**TASK INSTRUCTIONS**. Word for word, restate all the records; images are not part of the copy.

[Entries from a dataset of interfaces]
-- Opening Marker --
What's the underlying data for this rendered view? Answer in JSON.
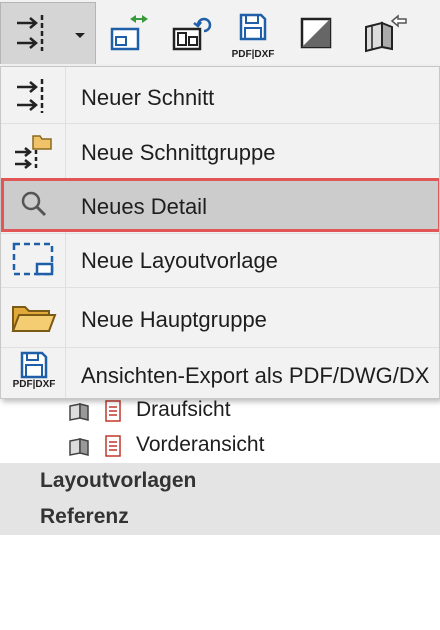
{
  "toolbar": {
    "export_label": "PDF|DXF"
  },
  "menu": {
    "items": [
      {
        "label": "Neuer Schnitt",
        "icon": "new-section-icon"
      },
      {
        "label": "Neue Schnittgruppe",
        "icon": "new-section-group-icon"
      },
      {
        "label": "Neues Detail",
        "icon": "magnifier-icon",
        "selected": true
      },
      {
        "label": "Neue Layoutvorlage",
        "icon": "layout-template-icon"
      },
      {
        "label": "Neue Hauptgruppe",
        "icon": "folder-icon"
      },
      {
        "label": "Ansichten-Export als PDF/DWG/DX",
        "icon": "pdf-dxf-save-icon",
        "icon_caption": "PDF|DXF"
      }
    ]
  },
  "tree": {
    "rows": [
      {
        "label": "Draufsicht"
      },
      {
        "label": "Vorderansicht"
      }
    ],
    "sections": [
      {
        "label": "Layoutvorlagen"
      },
      {
        "label": "Referenz"
      }
    ]
  },
  "colors": {
    "highlight_border": "#e15757",
    "selected_bg": "#cccccc",
    "menu_bg": "#f2f2f2",
    "section_bg": "#e4e4e4",
    "accent_blue": "#1f5fa8",
    "accent_green": "#3a9a3a"
  }
}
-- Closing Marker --
**ANSWER FOR THIS EXERCISE**.
What's the underlying data for this rendered view? Answer in JSON.
{
  "toolbar": {
    "export_label": "PDF|DXF"
  },
  "menu": {
    "items": [
      {
        "label": "Neuer Schnitt",
        "icon": "new-section-icon"
      },
      {
        "label": "Neue Schnittgruppe",
        "icon": "new-section-group-icon"
      },
      {
        "label": "Neues Detail",
        "icon": "magnifier-icon",
        "selected": true
      },
      {
        "label": "Neue Layoutvorlage",
        "icon": "layout-template-icon"
      },
      {
        "label": "Neue Hauptgruppe",
        "icon": "folder-icon"
      },
      {
        "label": "Ansichten-Export als PDF/DWG/DX",
        "icon": "pdf-dxf-save-icon",
        "icon_caption": "PDF|DXF"
      }
    ]
  },
  "tree": {
    "rows": [
      {
        "label": "Draufsicht"
      },
      {
        "label": "Vorderansicht"
      }
    ],
    "sections": [
      {
        "label": "Layoutvorlagen"
      },
      {
        "label": "Referenz"
      }
    ]
  },
  "colors": {
    "highlight_border": "#e15757",
    "selected_bg": "#cccccc",
    "menu_bg": "#f2f2f2",
    "section_bg": "#e4e4e4",
    "accent_blue": "#1f5fa8",
    "accent_green": "#3a9a3a"
  }
}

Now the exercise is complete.